Shaking Shakespeare like he's never been shook
In the first scene of this short comedy our lead player Charley Chase is introduced as "a successful young business man of rare judgment and great dignity," at which point you might guess that before the show's over he will exercise poor judgment and lose every last shred of his dignity. And you'd be right, for this is the sort of escapade where our hero makes a mess of everything and becomes a public laughing stock, yet somehow comes out on top in the end. Bromo and Juliet was made when Charley Chase was turning out some of his best work for the Hal Roach Studio, but while it's enjoyable I wouldn't rank it with his best comedies; I happened to see it back-to-back with another 1926 release, Mighty Like a Moose, which is considerably funnier and more original. Still, this is a pleasant comedy with a fair number of clever gags, and film buffs who enjoy period detail will dig the cars, clothing, and other trappings of the 1920's on display here.
The premise is that Charley's strong-willed girlfriend Madge will marry him only if he agrees to take part in an upcoming benefit performance, a vaudeville-style event featuring scenes from Shakespeare interspersed with dancers, a magician, and other acts. In a bit that would be echoed in many a TV sitcom later on, Charley adamantly refuses to play the role of Romeo in the show, shaking his head and insisting: Nope, No way, Never, Not a chance . . . Fade-out, and fade-in as we see him sheepishly trying on his costume. The tights Charley must wear emphasize his skinny legs (and underscore his resemblance to John Cleese), so our leading man decides to stuff his costume with strategically-located pieces of sponge, to give himself a more buff appearance. One of my favorite moments comes when Charley, awkwardly striding about in his Romeo costume, attempts to get comfortable by suddenly dancing a brisk Charleston. Skinny he was, yet Charley could dance up a storm! At any rate, Madge's father is also taking part in the show, but unfortunately the old guy is a lush who is completely blotto on the day of the show, and it becomes Charley's duty to corral the old man and get them both to the show on time. Along the way, Charley finds that the old man has run up a substantial debt with a beefy cab driver who demands payment. The cabbie is played by Oliver Hardy (wearing curiously heavy eye makeup), but unfortunately Ollie isn't given much comic business to perform. His best moment comes early, when he first encounters Charley in his Romeo outfit, checks him out, grins, and pats his hand in an unmistakable "Aren't you sweet!" gesture implying that Charley is, well, a sissy.

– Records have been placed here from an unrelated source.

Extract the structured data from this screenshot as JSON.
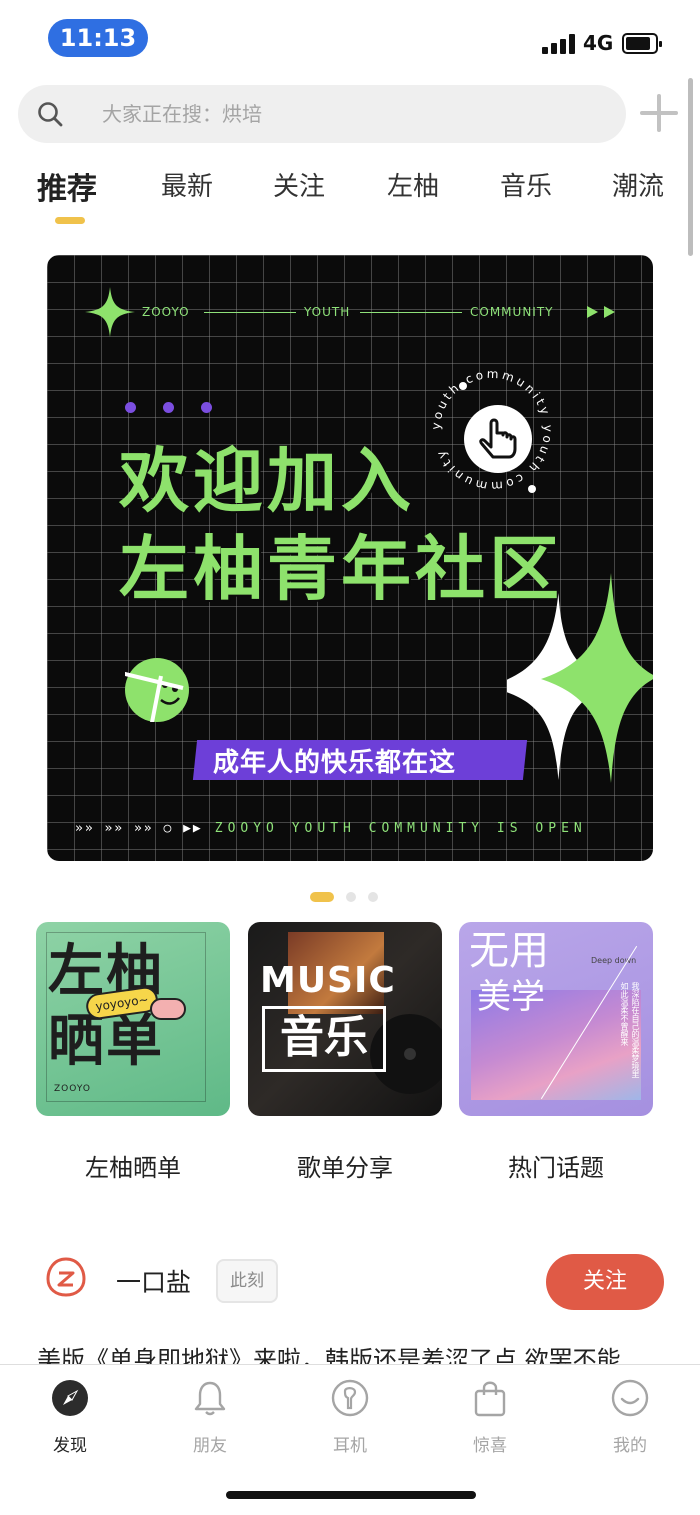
{
  "status_bar": {
    "time": "11:13",
    "network": "4G"
  },
  "search": {
    "placeholder": "大家正在搜：烘培"
  },
  "tabs": [
    "推荐",
    "最新",
    "关注",
    "左柚",
    "音乐",
    "潮流"
  ],
  "banner": {
    "top_line": [
      "ZOOYO",
      "YOUTH",
      "COMMUNITY"
    ],
    "title_line1": "欢迎加入",
    "title_line2": "左柚青年社区",
    "badge_ring_text": "youth community youth community",
    "tagline": "成年人的快乐都在这",
    "bottom_text": "ZOOYO YOUTH COMMUNITY IS OPEN"
  },
  "categories": [
    {
      "label": "左柚晒单",
      "art": [
        "左柚",
        "晒单",
        "yoyoyo~",
        "ZOOYO"
      ]
    },
    {
      "label": "歌单分享",
      "art": [
        "MUSIC",
        "音乐"
      ]
    },
    {
      "label": "热门话题",
      "art": [
        "无用",
        "美学",
        "Deep down",
        "我深陷在自己的温柔梦境里 如此温柔不曾醒来"
      ]
    }
  ],
  "post": {
    "author": "一口盐",
    "tag": "此刻",
    "follow_label": "关注",
    "text": "美版《单身即地狱》来啦，韩版还是羞涩了点 欲罢不能"
  },
  "bottom_nav": [
    {
      "label": "发现",
      "icon": "compass-icon",
      "active": true
    },
    {
      "label": "朋友",
      "icon": "bell-icon",
      "active": false
    },
    {
      "label": "耳机",
      "icon": "earphone-icon",
      "active": false
    },
    {
      "label": "惊喜",
      "icon": "gift-bag-icon",
      "active": false
    },
    {
      "label": "我的",
      "icon": "smiley-face-icon",
      "active": false
    }
  ],
  "colors": {
    "accent": "#f0c24b",
    "follow": "#e05a46",
    "banner_green": "#8ee26c",
    "banner_purple": "#6d3fd8",
    "time_pill": "#2f6fe2"
  }
}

Eventually our hero reaches the theater with the old man in tow, but by that point Charley himself --apparently a teetotaler until now-- has been forced to imbibe some whiskey and is as drunk as the old man, and is being pursued by a determined cop as well as the angry cabbie. This leads to that familiar comic staple: the drunk (or inept) performer who messes up a performance to the immediate and resounding delight of the audience, who weren't enjoying the show all that much until this guy came along. Some viewers may have the same problem with this sequence I had, and which I tend to have with similar sequences: that is, the supposedly hilarious ineptitude on stage just doesn't seem all that riotously funny, not funny enough to rock the house the way it does. Still, it's a cute finale that offers some amusing moments, and those sponges come in handy for a couple of startling sight gags.

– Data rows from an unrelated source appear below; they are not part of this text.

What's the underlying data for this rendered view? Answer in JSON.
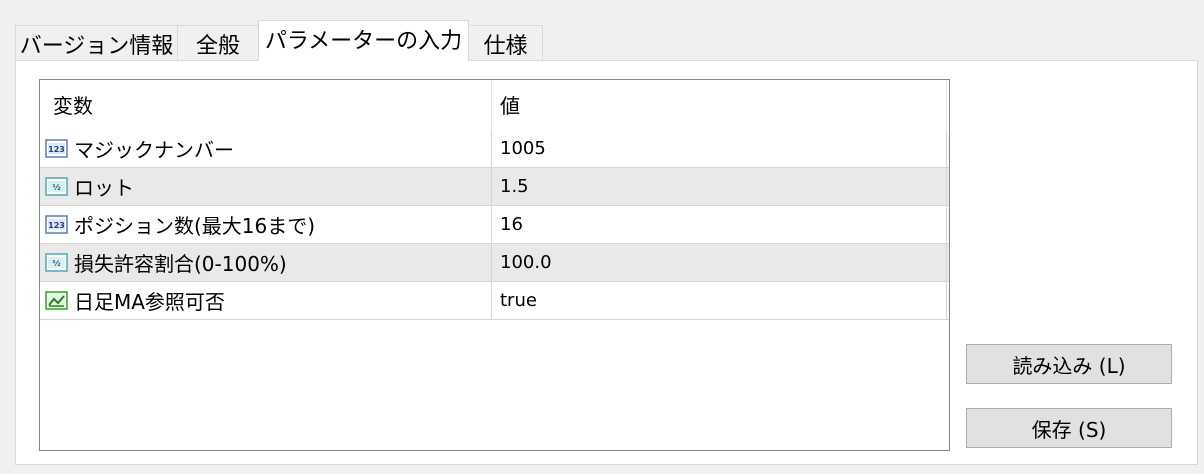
{
  "tabs": [
    {
      "label": "バージョン情報",
      "active": false
    },
    {
      "label": "全般",
      "active": false
    },
    {
      "label": "パラメーターの入力",
      "active": true
    },
    {
      "label": "仕様",
      "active": false
    }
  ],
  "table": {
    "columns": [
      "変数",
      "値"
    ],
    "rows": [
      {
        "icon": "integer-icon",
        "name": "マジックナンバー",
        "value": "1005"
      },
      {
        "icon": "double-icon",
        "name": "ロット",
        "value": "1.5"
      },
      {
        "icon": "integer-icon",
        "name": "ポジション数(最大16まで)",
        "value": "16"
      },
      {
        "icon": "double-icon",
        "name": "損失許容割合(0-100%)",
        "value": "100.0"
      },
      {
        "icon": "boolean-icon",
        "name": "日足MA参照可否",
        "value": "true"
      }
    ]
  },
  "buttons": {
    "load": "読み込み (L)",
    "save": "保存 (S)"
  },
  "colors": {
    "alt_row": "#e9e9e9",
    "button_bg": "#e1e1e1",
    "panel_bg": "#ffffff",
    "window_bg": "#f0f0f0"
  }
}
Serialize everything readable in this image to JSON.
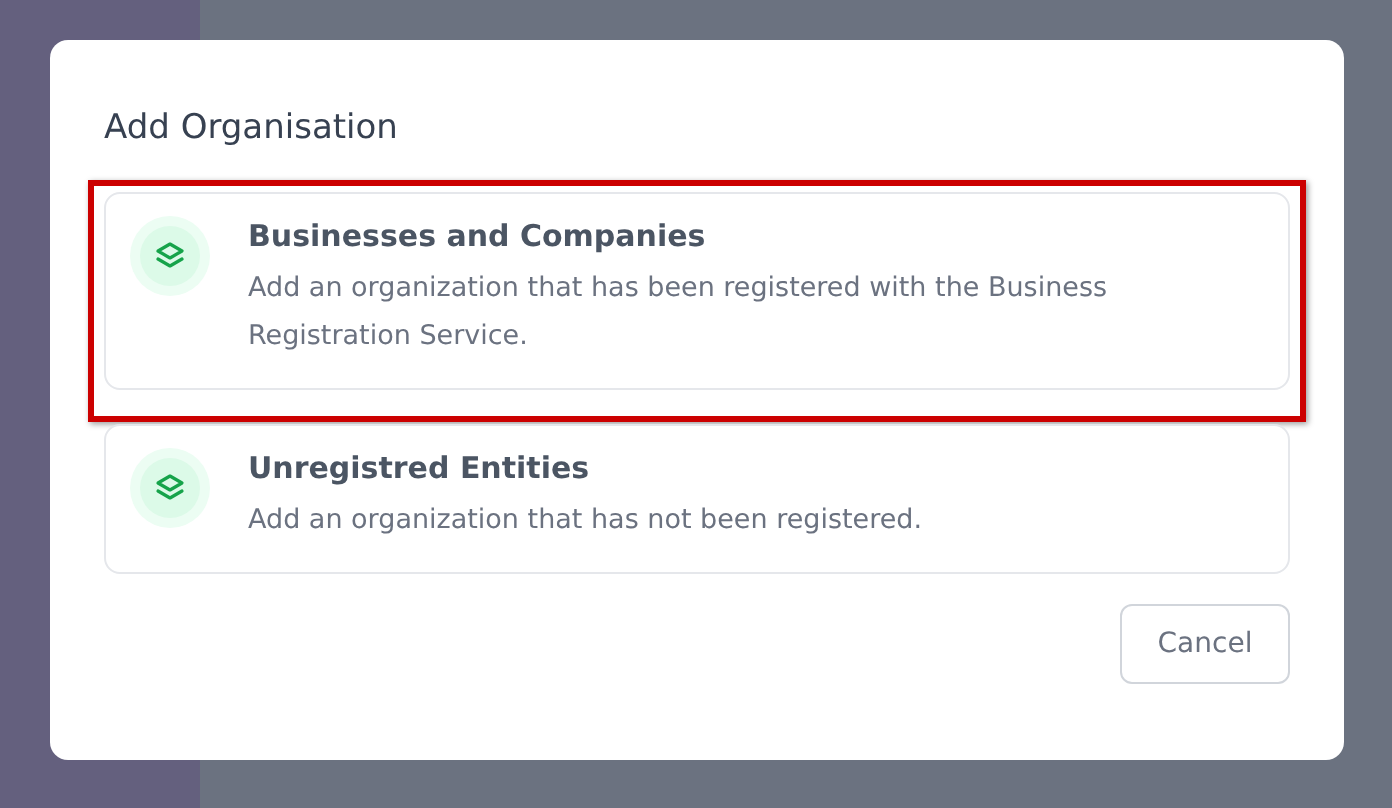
{
  "dialog": {
    "title": "Add Organisation",
    "options": [
      {
        "title": "Businesses and Companies",
        "description": "Add an organization that has been registered with the Business Registration Service.",
        "highlighted": true
      },
      {
        "title": "Unregistred Entities",
        "description": "Add an organization that has not been registered.",
        "highlighted": false
      }
    ],
    "buttons": [
      "Cancel"
    ]
  }
}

Bromo and Juliet is fun for silent comedy buffs, but I wouldn't use it to introduce a newcomer to Charley Chase; I'd vote for Mighty Like a Moose, Innocent Husbands or Long Fliv the King over this one, for any viewer who wants to find out just how funny this charming comedian could be during his heyday.